Richard Strauss: Don Quixote; Till Eulenspiegels lustige Streiche
Great Strauss playing on CD is emerging from less obvious places than Berlin, Amsterdam and Vienna: after a Brazilian Alpine Symphony (reviewed March 2013) comes this electrifying duo of tone poems from Cologne. On this evidence, the great harbinger of modernism among Strauss’s tone poems of the 1890s is not Also Sprach Zarathustra, the dazzler which turned Bartók back to composing full-time, but its successor, the ‘fantastic variations on a theme of knightly character’, Don Quixote.
Based on Cervantes’s novel, Strauss’s homage is a companion piece to the much more plumply-upholstered Ein Heldenleben. Just as the heroism of that mock epic self-portrait should be taken tongue in cheek, the method-in-the-madness of the old Spaniard who trots out on his emaciated nag Rosinante, with prattling peasant Sancho Panza on a donkey as his ‘squire’, deserves a certain seriousness, tragicomedy perhaps.
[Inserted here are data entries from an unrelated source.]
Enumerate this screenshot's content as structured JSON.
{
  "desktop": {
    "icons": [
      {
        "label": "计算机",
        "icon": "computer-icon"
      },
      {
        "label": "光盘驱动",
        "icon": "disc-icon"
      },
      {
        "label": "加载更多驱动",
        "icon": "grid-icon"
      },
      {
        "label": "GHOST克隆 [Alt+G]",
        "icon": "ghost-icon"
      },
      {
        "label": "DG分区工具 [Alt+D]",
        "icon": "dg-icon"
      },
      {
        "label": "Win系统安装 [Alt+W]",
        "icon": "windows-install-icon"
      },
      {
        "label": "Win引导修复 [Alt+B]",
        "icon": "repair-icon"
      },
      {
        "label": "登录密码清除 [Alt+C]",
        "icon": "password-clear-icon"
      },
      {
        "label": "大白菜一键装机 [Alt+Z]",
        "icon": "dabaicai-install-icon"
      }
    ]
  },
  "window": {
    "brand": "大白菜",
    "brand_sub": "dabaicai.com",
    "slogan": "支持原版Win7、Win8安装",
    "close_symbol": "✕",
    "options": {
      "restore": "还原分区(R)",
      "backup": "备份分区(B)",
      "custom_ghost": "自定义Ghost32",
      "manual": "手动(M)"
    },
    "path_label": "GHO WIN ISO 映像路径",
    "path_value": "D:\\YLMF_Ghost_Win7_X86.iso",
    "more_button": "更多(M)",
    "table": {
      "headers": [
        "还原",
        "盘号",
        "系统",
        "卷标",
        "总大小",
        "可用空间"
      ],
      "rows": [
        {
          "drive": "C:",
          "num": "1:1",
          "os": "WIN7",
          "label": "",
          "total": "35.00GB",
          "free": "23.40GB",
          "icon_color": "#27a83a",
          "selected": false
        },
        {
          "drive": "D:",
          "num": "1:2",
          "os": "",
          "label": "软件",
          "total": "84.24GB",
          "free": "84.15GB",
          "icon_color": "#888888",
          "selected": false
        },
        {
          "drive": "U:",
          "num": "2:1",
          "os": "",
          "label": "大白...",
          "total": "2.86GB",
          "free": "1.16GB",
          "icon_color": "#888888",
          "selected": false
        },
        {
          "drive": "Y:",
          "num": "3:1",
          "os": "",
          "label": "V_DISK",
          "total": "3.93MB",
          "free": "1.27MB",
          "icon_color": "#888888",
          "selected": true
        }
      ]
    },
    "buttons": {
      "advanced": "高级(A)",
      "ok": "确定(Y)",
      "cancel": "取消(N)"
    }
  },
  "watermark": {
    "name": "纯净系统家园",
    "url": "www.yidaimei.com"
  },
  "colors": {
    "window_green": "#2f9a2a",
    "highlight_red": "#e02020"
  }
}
Markus Stenz gets the proportions exactly right. He plunges us into the delirium of the melancholy hero’s addled brain with a clarity pointing forward to Schoenberg’s First Chamber Symphony. The recording is supremely natural and the wind and brass speak at a realistic distance. Brisk but unrushed narrative contrasts with the hyper-lush Herbert von Karajan/Mstislav Rostropovich interpretation (EMI); both views are valid, but Stenz’s, with lean but brilliantly well profiled strings, is closer to Strauss’s intentions.
Strauss envisaged the soul of Quixote as a role for an orchestra’s principal cellist. That was successfully observed by the Zurich Tonhalle’s Thomas Grossenbacher on a disc conducted by David Zinman which was my library choice some years ago on Radio 3’s Record Review. Stenz has a star soloist, but one used to making chamber music. Adventurous Alban Gerhardt is vivid as Quixote takes several tumbles, piercing in the central night vigil and poignant on the deathbed of the finally sane protagonist, dying with the most eerie of downward slides. The peerless viola player Lawrence Power is luxury casting as an equally human Sancho Panza. No stars need be drafted in for one of the best Till Eulenspiegels on disc: the Gürzenich Orchestra’s horn and D clarinet bring two sides of the medieval wag who challenges authority to peerless life. Stenz adds crescendo snarls to the long brass chords of the judges who send our hero to the gallows. I think it works, as does every impeccably gauged detail in
an irrepressible performance.